In the fall, sixth-grade students from every city in the county, from Dixon to Benicia and Vallejo to Rio Vista, participate in the Suisun Marsh Watershed and Wetland education program, sponsored by the Solano County Water Agency and Fairfield-Suisun Sewer District.
RCD staff first lead three in-class sessions focusing on the characteristics of a watershed, the effects of storm water pollution on creeks, marsh and ocean. Students study the geography of Solano County and the Suisun Marsh using various types of maps. They, too, learn about the many native and non-native plants and animals residing in the marshlands, which serve as the resting and feeding ground for tens of thousands of wintering and migrating waterfowl and provide habitat for more than 221 species of birds.
The Suisun Marsh, the largest, contiguous brackish marsh remaining on the west coast of North America, supports more than 40 species of fish and 80 percent of the state's commercial salmon fishery by providing key rearing areas for juvenile fish. The marsh is also home to the endemic Tule elk, and the federally-endangered salt marsh harvest mouse.
Students then take an all-day field trip to the Rush Ranch Nature Center, located near the city of Suisun, where they rotate through three hands-on learning stations covering the marsh's soil, water and plants. After lunch, students take a nature hike through the Rush Ranch property, during which they sit atop a bluff overlooking the marshlands and write poetry about their field trip experience.
“The kids were really engaged,” said Bruce Vieira, a sixth grade math and science teacher at Rio Vista’s Riverview Middle School, who participated for the first time last fall in the Suisun Marsh program.
“A lot of them had never been exposed to what a watershed was,” he said in an interview. “They get to actually go out and do some field experiments, like testing water temperature and understanding why temperature is important. They were excited about being able to leave the classroom, and it didn’t take them long to figure out they were actually learning some stuff – that it wasn’t just a get-out-of-class day.”
Back in the classroom, a fourth in-class lesson teaches students about marine debris and their role in its creation and management. Participating teachers also have the option of taking their students on a tour of the North Bay Regional Water Treatment Plant to further strengthen student understanding of the connection between source water and their household water taps.

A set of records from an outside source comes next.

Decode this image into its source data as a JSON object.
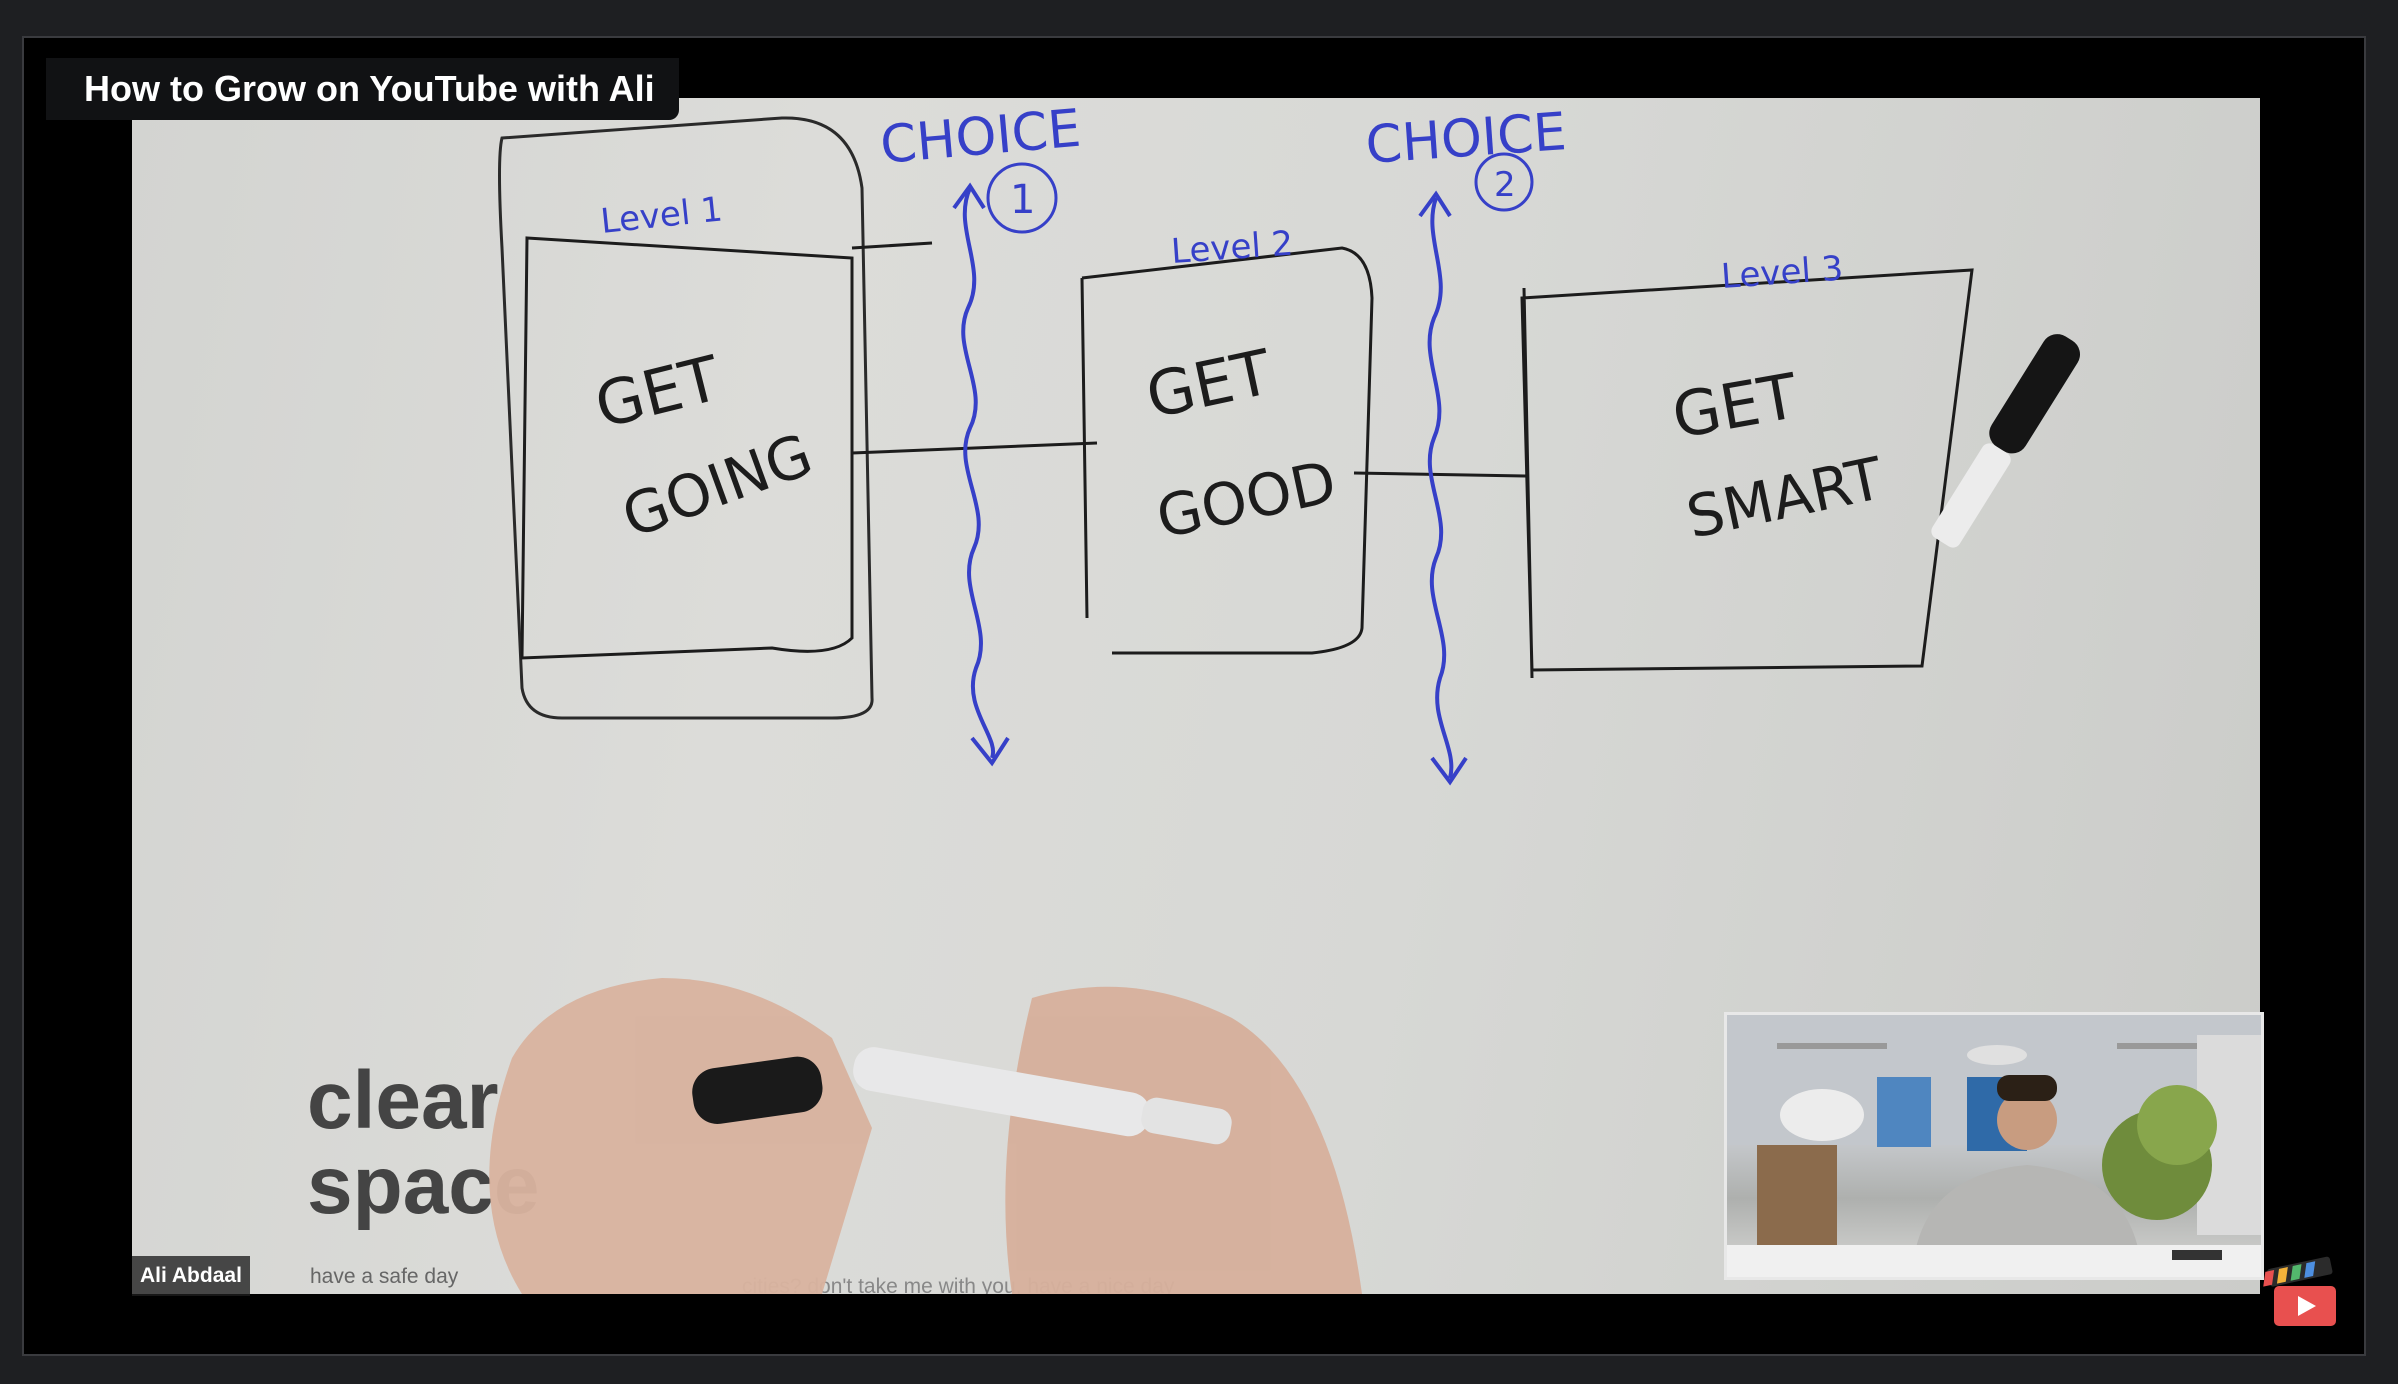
{
  "window": {
    "title": "How to Grow on YouTube with Ali"
  },
  "participant": {
    "name": "Ali Abdaal"
  },
  "whiteboard": {
    "choices": [
      "CHOICE",
      "CHOICE"
    ],
    "choice_numbers": [
      "1",
      "2"
    ],
    "levels": [
      "Level 1",
      "Level 2",
      "Level 3"
    ],
    "boxes": [
      {
        "line1": "GET",
        "line2": "GOING"
      },
      {
        "line1": "GET",
        "line2": "GOOD"
      },
      {
        "line1": "GET",
        "line2": "SMART"
      }
    ],
    "poster_text": [
      "clear",
      "space"
    ],
    "poster_small": "have a safe day",
    "poster_small2": "cities? don't take me with you, have a nice day"
  },
  "colors": {
    "accent_ink": "#3640c8",
    "ink": "#1c1c1c",
    "title_bg": "#111214"
  },
  "icons": {
    "app_logo": "clapperboard-play-icon",
    "marker": "marker-icon"
  }
}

In 2015, in response to California's prolonged drought, the program increased its focus on water conservation, teaching students reasons and strategies for reducing water consumption in their homes and at school.
For high schoolers – juniors and seniors – the Vallejo Sanitation and Flood Control District and Solano County Office of Education contract Solano RCD to manage and implement their bio-monitoring program, a comprehensive urban runoff education program that includes eight in-class lessons, a half-day creek restoration project and an all-day bio-assessment activity in May.
Lessons focus on stream ecology, storm water and watersheds, topographic mapping, macro-invertebrate identification and chemical water testing. During the restoration-focused trip students remove invasive plants and plant native vegetation.
On the all-day outing, the students monitor the health of a local creek using the California Streamside Biosurvey, which employs the use of non-lethal techniques for assessing invertebrate populations and evaluating water quality. This program builds on both the Watershed Explorers Program and Suisun Marsh Watershed and Wetland Education Program, but also stands alone, said Butler.
In an effort to spread watershed education even further, the Solano RCD is now coordinating the School Water Education Program, a free program that partners with teachers throughout Solano County to provide K-12 students with information about water awareness and conservation.
The program includes the use of online curriculum and materials, and is offering an upcoming professional development session free to all Solano County teachers and college students designed to train educators on how to include water awareness and conservation in their classrooms.